To determine whether pulmonary function tests (PFT) predict survival in lung cancer (LC).
150 patients diagnosed with LC were stratified into performance groups based on initial predicted PFTS (FEV1%, FVC%, and DLCO%). The groups for FEV1% and FVC% were: <40%, 40–59%, 60–79% and 80–100% and for DLCO% were: <50%, 50–74%, and 75%-100%. DLCO% were available for 113 patients. Survival times were compared using Kaplan-Meier (KM) product-moment curves and log-rank tests with SAS® Version 8, statistical procedure PROC LIFETEST. Multivariate analyses predicting survival were then performed stratifying across cancer staging and testing (log rank tests) for covariates: age, PFTS, ECOG score, and weight loss.
Only DLCO was significantly associated with predicted survival (p=0.043) [Table
Kaplan-Meier survival based on PFTSPFTNMedian Survival in Days, 95% CI (Range)X2 Valuep ValueFEV1 %3.470.324<4013201 (139–601)40–5937328 (202–468)60–7948376 (273–502)80–10052532 (416–808)FVC%4.4310.219<406166 (115–291)40–5936288 (201–450)60–7943400 (259–636)80–10065489 (416–640)DLCO6.290.043<5043262 (201–480)50–7443446 (334–561)75–10027882 (273–934), figure].For multivariate analysis, the KM curves across cancer stages were not equal, Χ28 = 27.67, p = <0.001. When stage was included, none of the other covariates were predictive of survival (DLCO % showed a trend towards significance, p = 0.081).CONCLUSIONS: Although baseline DLCO % initially appeared significant, multivariate analysis revealed that when cancer stage was included, no other variable added to predicted lung cancer survival.

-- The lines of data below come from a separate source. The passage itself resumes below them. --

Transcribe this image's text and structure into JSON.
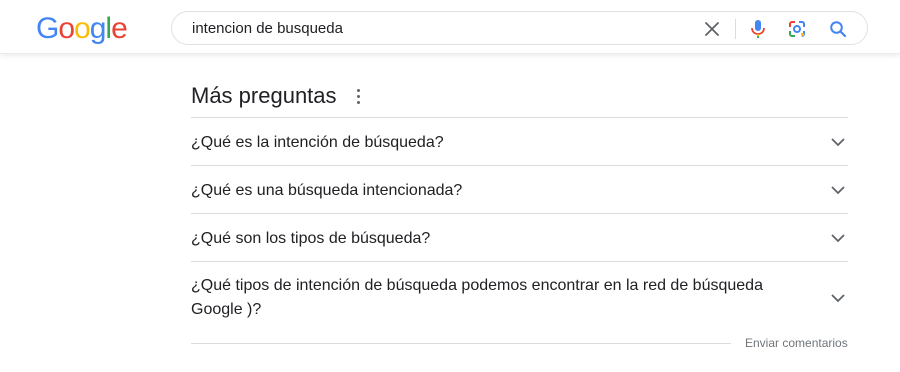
{
  "logo": {
    "letters": [
      "G",
      "o",
      "o",
      "g",
      "l",
      "e"
    ],
    "colors": [
      "#4285F4",
      "#EA4335",
      "#FBBC05",
      "#4285F4",
      "#34A853",
      "#EA4335"
    ]
  },
  "search": {
    "query": "intencion de busqueda",
    "icons": [
      "close-icon",
      "microphone-icon",
      "lens-icon",
      "search-icon"
    ]
  },
  "section": {
    "title": "Más preguntas",
    "menu_icon": "more-vert-icon"
  },
  "questions": [
    {
      "text": "¿Qué es la intención de búsqueda?"
    },
    {
      "text": "¿Qué es una búsqueda intencionada?"
    },
    {
      "text": "¿Qué son los tipos de búsqueda?"
    },
    {
      "text": "¿Qué tipos de intención de búsqueda podemos encontrar en la red de búsqueda Google )?"
    }
  ],
  "footer": {
    "feedback_label": "Enviar comentarios"
  },
  "colors": {
    "text": "#202124",
    "secondary": "#70757a",
    "divider": "#dadce0",
    "blue": "#4285F4"
  }
}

A larger group of patients is needed to determine whether DLCO influences survival in addition to lung cancer stage.
R.L. Gross, None.